Enjoy bar-b-que and refreshments while meeting the local Philips team. Learn about the latest lighting solutions to help grow your business and get an overall product update in-cluding hands on demonstrations on Philips outdoor controls. Visit all the product tables and enter to win a prize!

Please RSVP by visiting our link at www.philips.com/eventsna




Friday, April 27, 2018




It's not all about the prizes you can win. It’s really about our newest location in Baltimore, 6 Nashua Court, Essex MD. A location close to where you work stocked with the things you need to get the job done right. 

Our Grand Opening on May 17, 2018, f
rom 11AM to 2PM, is a little extra incentive to get you in to see what we have in-store for you.

Twenty-three manufacturers will be representing and demonstrating their latest products. Think lighting, wire, tools, labor saving and safety products.  Our neighbors, Harley-Davidson(R)
 
of Baltimore, will be handing out gifts and offering test rides. We hope you get your game on with our corn-hole, putting and hoops competitions. We’ll have food trucks ready to feed you and swag for just showing up.  We are also expecting some special guests but we aren’t allowed to say who just yet …. 

Hope to SEE YOU THERE!

Thursday, April 19, 2018

Enter to Win a FREE Weekend Stay!


Our Grand Opening Giveaway 2nd Prize is pretty awesome too - a gift certificate to use towards a stay at Nemacolin Woodlands Resort, a four-season playground nestled within 2000 acres in Pennsylvania. Have the time of your life – from off-road driving, animal safaris and zip lines to fine-dining, spa treatments and golf, pick as much or as little as you’d like to do. It’s on us!  We are so excited about our 2nd Baltimore location, 6 Nashua Court, Essex MD, we want everyone working near us to come in, visit and enter to win.

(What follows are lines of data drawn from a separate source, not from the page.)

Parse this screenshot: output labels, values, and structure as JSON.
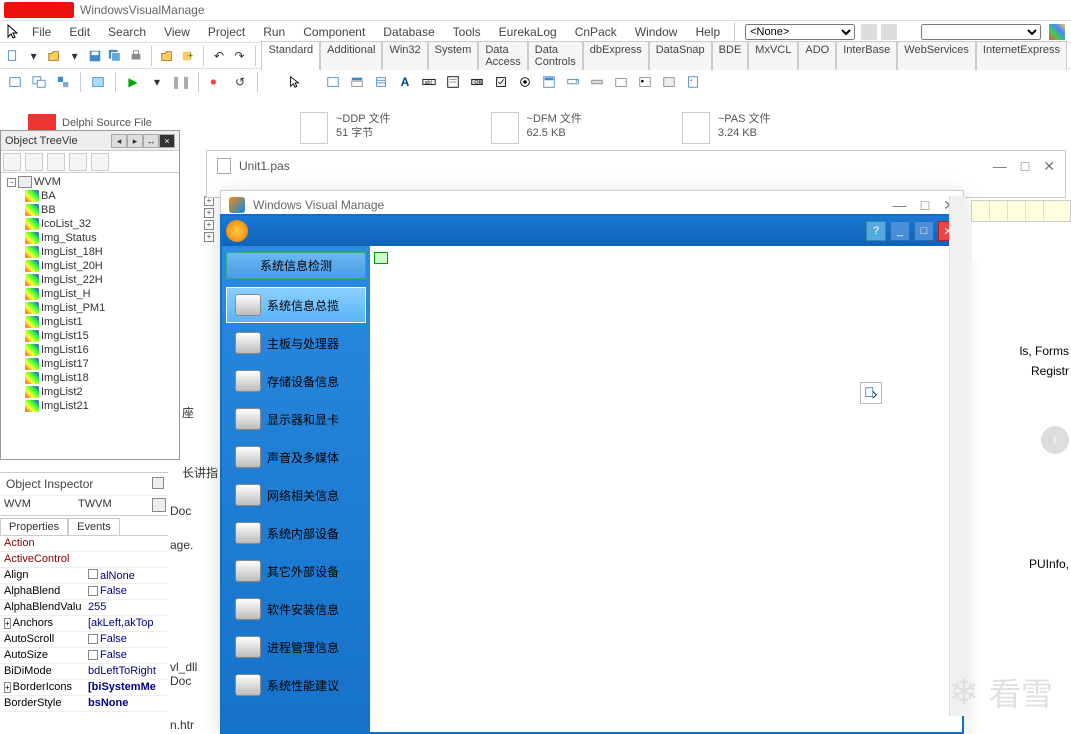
{
  "title": "WindowsVisualManage",
  "menus": [
    "File",
    "Edit",
    "Search",
    "View",
    "Project",
    "Run",
    "Component",
    "Database",
    "Tools",
    "EurekaLog",
    "CnPack",
    "Window",
    "Help"
  ],
  "combo_left": "<None>",
  "combo_right": "",
  "palette_tabs": [
    "Standard",
    "Additional",
    "Win32",
    "System",
    "Data Access",
    "Data Controls",
    "dbExpress",
    "DataSnap",
    "BDE",
    "MxVCL",
    "ADO",
    "InterBase",
    "WebServices",
    "InternetExpress"
  ],
  "files": {
    "src": "Delphi Source File",
    "ddp": {
      "name": "~DDP 文件",
      "size": "51 字节"
    },
    "dfm": {
      "name": "~DFM 文件",
      "size": "62.5 KB"
    },
    "pas": {
      "name": "~PAS 文件",
      "size": "3.24 KB"
    }
  },
  "tree": {
    "title": "Object TreeVie",
    "root": "WVM",
    "items": [
      "BA",
      "BB",
      "IcoList_32",
      "Img_Status",
      "ImgList_18H",
      "ImgList_20H",
      "ImgList_22H",
      "ImgList_H",
      "ImgList_PM1",
      "ImgList1",
      "ImgList15",
      "ImgList16",
      "ImgList17",
      "ImgList18",
      "ImgList2",
      "ImgList21"
    ]
  },
  "cropped": {
    "c1": "座",
    "c2": "长讲指",
    "c3": "Doc",
    "c4": "age.",
    "c5": "vl_dll",
    "c6": "Doc",
    "c7": "n.htr"
  },
  "inspector": {
    "title": "Object Inspector",
    "obj_name": "WVM",
    "obj_type": "TWVM",
    "tabs": [
      "Properties",
      "Events"
    ],
    "props": [
      {
        "n": "Action",
        "v": "",
        "red": true
      },
      {
        "n": "ActiveControl",
        "v": "",
        "red": true
      },
      {
        "n": "Align",
        "v": "alNone",
        "red": false,
        "icon": true
      },
      {
        "n": "AlphaBlend",
        "v": "False",
        "red": false,
        "chk": true
      },
      {
        "n": "AlphaBlendValu",
        "v": "255",
        "red": false
      },
      {
        "n": "Anchors",
        "v": "[akLeft,akTop",
        "red": false,
        "exp": true
      },
      {
        "n": "AutoScroll",
        "v": "False",
        "red": false,
        "chk": true
      },
      {
        "n": "AutoSize",
        "v": "False",
        "red": false,
        "chk": true
      },
      {
        "n": "BiDiMode",
        "v": "bdLeftToRight",
        "red": false
      },
      {
        "n": "BorderIcons",
        "v": "[biSystemMe",
        "red": false,
        "exp": true,
        "bold": true
      },
      {
        "n": "BorderStyle",
        "v": "bsNone",
        "red": false,
        "bold": true
      }
    ]
  },
  "unit_window": "Unit1.pas",
  "app_window": "Windows Visual Manage",
  "running": {
    "header": "系统信息检测",
    "items": [
      {
        "label": "系统信息总揽",
        "sel": true
      },
      {
        "label": "主板与处理器"
      },
      {
        "label": "存储设备信息"
      },
      {
        "label": "显示器和显卡"
      },
      {
        "label": "声音及多媒体"
      },
      {
        "label": "网络相关信息"
      },
      {
        "label": "系统内部设备"
      },
      {
        "label": "其它外部设备"
      },
      {
        "label": "软件安装信息"
      },
      {
        "label": "进程管理信息"
      },
      {
        "label": "系统性能建议"
      }
    ]
  },
  "far_code": {
    "l1": "ls, Forms",
    "l2": "Registr",
    "l3": "PUInfo,"
  },
  "watermark": "看雪"
}
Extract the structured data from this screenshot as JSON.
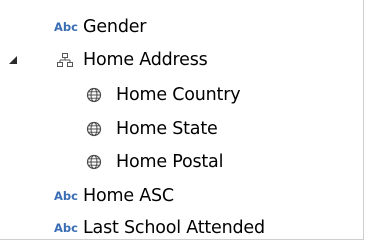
{
  "tree": {
    "items": [
      {
        "label": "Gender",
        "type": "abc",
        "type_text": "Abc",
        "icon": "string-type-icon"
      },
      {
        "label": "Home Address",
        "type": "hierarchy",
        "icon": "hierarchy-icon",
        "expanded": true
      },
      {
        "label": "Home Country",
        "type": "geo",
        "icon": "globe-icon"
      },
      {
        "label": "Home State",
        "type": "geo",
        "icon": "globe-icon"
      },
      {
        "label": "Home Postal",
        "type": "geo",
        "icon": "globe-icon"
      },
      {
        "label": "Home ASC",
        "type": "abc",
        "type_text": "Abc",
        "icon": "string-type-icon"
      },
      {
        "label": "Last School Attended",
        "type": "abc",
        "type_text": "Abc",
        "icon": "string-type-icon"
      }
    ]
  },
  "colors": {
    "type_icon": "#3a6db3",
    "text": "#000000",
    "border": "#cfcfcf",
    "expander": "#2b2b2b"
  }
}
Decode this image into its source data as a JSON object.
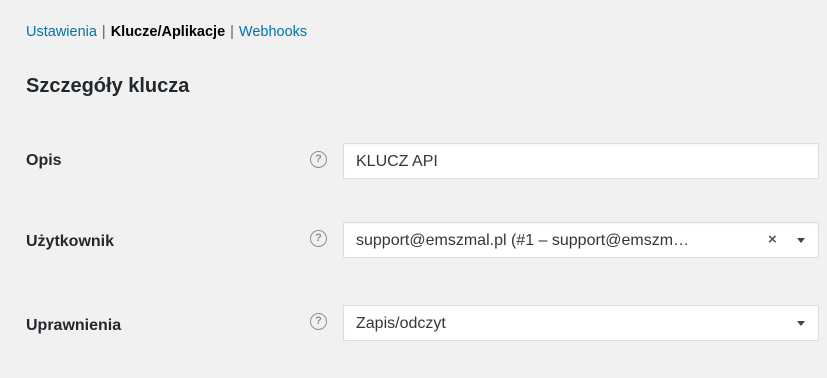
{
  "subnav": {
    "settings_label": "Ustawienia",
    "separator_1": "|",
    "keys_label": "Klucze/Aplikacje",
    "separator_2": "|",
    "webhooks_label": "Webhooks"
  },
  "section": {
    "title": "Szczegóły klucza"
  },
  "form": {
    "description": {
      "label": "Opis",
      "value": "KLUCZ API",
      "help_glyph": "?"
    },
    "user": {
      "label": "Użytkownik",
      "value": "support@emszmal.pl (#1 – support@emszm…",
      "clear_glyph": "×",
      "help_glyph": "?"
    },
    "permissions": {
      "label": "Uprawnienia",
      "value": "Zapis/odczyt",
      "help_glyph": "?"
    }
  },
  "colors": {
    "link": "#0073aa",
    "background": "#f1f1f1",
    "text": "#23282d"
  }
}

NO PURCHASE NECESSARY. Void where prohibited. Open to legal US residents age 21+ at entry with valid driver’s license/insurance who are employees/owners of electrical contracting businesses working in Maryland-Baltimore City and/or surrounding counties. Total ARV of all prizes: $25,000. Click here for official rules:  http://ow.ly/RQp230ji3Jq